### REQUIRED WORK
Skip the pictures. Repeat everything else in the records word for word.

### RECORD EXCERPTS
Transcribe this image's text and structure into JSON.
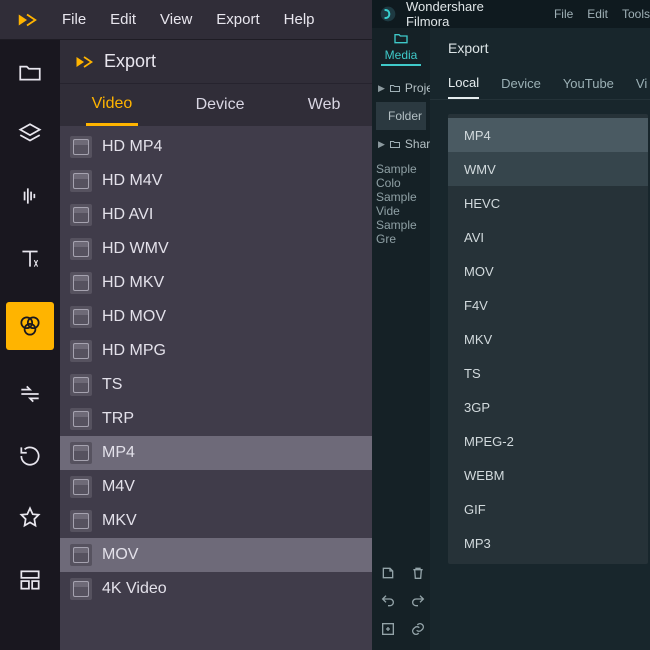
{
  "left_app": {
    "menu": [
      "File",
      "Edit",
      "View",
      "Export",
      "Help"
    ],
    "panel_title": "Export",
    "tabs": [
      {
        "label": "Video",
        "active": true
      },
      {
        "label": "Device",
        "active": false
      },
      {
        "label": "Web",
        "active": false
      }
    ],
    "formats": [
      {
        "label": "HD MP4",
        "selected": false
      },
      {
        "label": "HD M4V",
        "selected": false
      },
      {
        "label": "HD AVI",
        "selected": false
      },
      {
        "label": "HD WMV",
        "selected": false
      },
      {
        "label": "HD MKV",
        "selected": false
      },
      {
        "label": "HD MOV",
        "selected": false
      },
      {
        "label": "HD MPG",
        "selected": false
      },
      {
        "label": "TS",
        "selected": false
      },
      {
        "label": "TRP",
        "selected": false
      },
      {
        "label": "MP4",
        "selected": true
      },
      {
        "label": "M4V",
        "selected": false
      },
      {
        "label": "MKV",
        "selected": false
      },
      {
        "label": "MOV",
        "selected": true
      },
      {
        "label": "4K Video",
        "selected": false
      }
    ],
    "sidebar_icons": [
      {
        "name": "folder-icon",
        "active": false
      },
      {
        "name": "layers-icon",
        "active": false
      },
      {
        "name": "audio-wave-icon",
        "active": false
      },
      {
        "name": "text-icon",
        "active": false
      },
      {
        "name": "effects-icon",
        "active": true
      },
      {
        "name": "transition-icon",
        "active": false
      },
      {
        "name": "rotate-icon",
        "active": false
      },
      {
        "name": "star-icon",
        "active": false
      },
      {
        "name": "template-icon",
        "active": false
      }
    ],
    "accent_color": "#ffb400"
  },
  "right_app": {
    "title": "Wondershare Filmora",
    "menu": [
      "File",
      "Edit",
      "Tools"
    ],
    "media_label": "Media",
    "tree": [
      {
        "label": "Proje",
        "icon": "folder",
        "selected": false,
        "expandable": true
      },
      {
        "label": "Folder",
        "icon": "none",
        "selected": true,
        "expandable": false
      },
      {
        "label": "Share",
        "icon": "folder",
        "selected": false,
        "expandable": true
      }
    ],
    "samples": [
      "Sample Colo",
      "Sample Vide",
      "Sample Gre"
    ],
    "export_title": "Export",
    "export_tabs": [
      {
        "label": "Local",
        "active": true
      },
      {
        "label": "Device",
        "active": false
      },
      {
        "label": "YouTube",
        "active": false
      },
      {
        "label": "Vi",
        "active": false
      }
    ],
    "export_formats": [
      {
        "label": "MP4",
        "state": "sel"
      },
      {
        "label": "WMV",
        "state": "hover"
      },
      {
        "label": "HEVC",
        "state": ""
      },
      {
        "label": "AVI",
        "state": ""
      },
      {
        "label": "MOV",
        "state": ""
      },
      {
        "label": "F4V",
        "state": ""
      },
      {
        "label": "MKV",
        "state": ""
      },
      {
        "label": "TS",
        "state": ""
      },
      {
        "label": "3GP",
        "state": ""
      },
      {
        "label": "MPEG-2",
        "state": ""
      },
      {
        "label": "WEBM",
        "state": ""
      },
      {
        "label": "GIF",
        "state": ""
      },
      {
        "label": "MP3",
        "state": ""
      }
    ],
    "bottom_icons": [
      [
        "export-icon",
        "trash-icon"
      ],
      [
        "undo-icon",
        "redo-icon"
      ],
      [
        "add-icon",
        "link-icon"
      ]
    ],
    "accent_color": "#3fc9c9"
  }
}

### EXERCISE RESULT
Transcribe this image's text and structure into JSON.
{
  "left_app": {
    "menu": [
      "File",
      "Edit",
      "View",
      "Export",
      "Help"
    ],
    "panel_title": "Export",
    "tabs": [
      {
        "label": "Video",
        "active": true
      },
      {
        "label": "Device",
        "active": false
      },
      {
        "label": "Web",
        "active": false
      }
    ],
    "formats": [
      {
        "label": "HD MP4",
        "selected": false
      },
      {
        "label": "HD M4V",
        "selected": false
      },
      {
        "label": "HD AVI",
        "selected": false
      },
      {
        "label": "HD WMV",
        "selected": false
      },
      {
        "label": "HD MKV",
        "selected": false
      },
      {
        "label": "HD MOV",
        "selected": false
      },
      {
        "label": "HD MPG",
        "selected": false
      },
      {
        "label": "TS",
        "selected": false
      },
      {
        "label": "TRP",
        "selected": false
      },
      {
        "label": "MP4",
        "selected": true
      },
      {
        "label": "M4V",
        "selected": false
      },
      {
        "label": "MKV",
        "selected": false
      },
      {
        "label": "MOV",
        "selected": true
      },
      {
        "label": "4K Video",
        "selected": false
      }
    ],
    "sidebar_icons": [
      {
        "name": "folder-icon",
        "active": false
      },
      {
        "name": "layers-icon",
        "active": false
      },
      {
        "name": "audio-wave-icon",
        "active": false
      },
      {
        "name": "text-icon",
        "active": false
      },
      {
        "name": "effects-icon",
        "active": true
      },
      {
        "name": "transition-icon",
        "active": false
      },
      {
        "name": "rotate-icon",
        "active": false
      },
      {
        "name": "star-icon",
        "active": false
      },
      {
        "name": "template-icon",
        "active": false
      }
    ],
    "accent_color": "#ffb400"
  },
  "right_app": {
    "title": "Wondershare Filmora",
    "menu": [
      "File",
      "Edit",
      "Tools"
    ],
    "media_label": "Media",
    "tree": [
      {
        "label": "Proje",
        "icon": "folder",
        "selected": false,
        "expandable": true
      },
      {
        "label": "Folder",
        "icon": "none",
        "selected": true,
        "expandable": false
      },
      {
        "label": "Share",
        "icon": "folder",
        "selected": false,
        "expandable": true
      }
    ],
    "samples": [
      "Sample Colo",
      "Sample Vide",
      "Sample Gre"
    ],
    "export_title": "Export",
    "export_tabs": [
      {
        "label": "Local",
        "active": true
      },
      {
        "label": "Device",
        "active": false
      },
      {
        "label": "YouTube",
        "active": false
      },
      {
        "label": "Vi",
        "active": false
      }
    ],
    "export_formats": [
      {
        "label": "MP4",
        "state": "sel"
      },
      {
        "label": "WMV",
        "state": "hover"
      },
      {
        "label": "HEVC",
        "state": ""
      },
      {
        "label": "AVI",
        "state": ""
      },
      {
        "label": "MOV",
        "state": ""
      },
      {
        "label": "F4V",
        "state": ""
      },
      {
        "label": "MKV",
        "state": ""
      },
      {
        "label": "TS",
        "state": ""
      },
      {
        "label": "3GP",
        "state": ""
      },
      {
        "label": "MPEG-2",
        "state": ""
      },
      {
        "label": "WEBM",
        "state": ""
      },
      {
        "label": "GIF",
        "state": ""
      },
      {
        "label": "MP3",
        "state": ""
      }
    ],
    "bottom_icons": [
      [
        "export-icon",
        "trash-icon"
      ],
      [
        "undo-icon",
        "redo-icon"
      ],
      [
        "add-icon",
        "link-icon"
      ]
    ],
    "accent_color": "#3fc9c9"
  }
}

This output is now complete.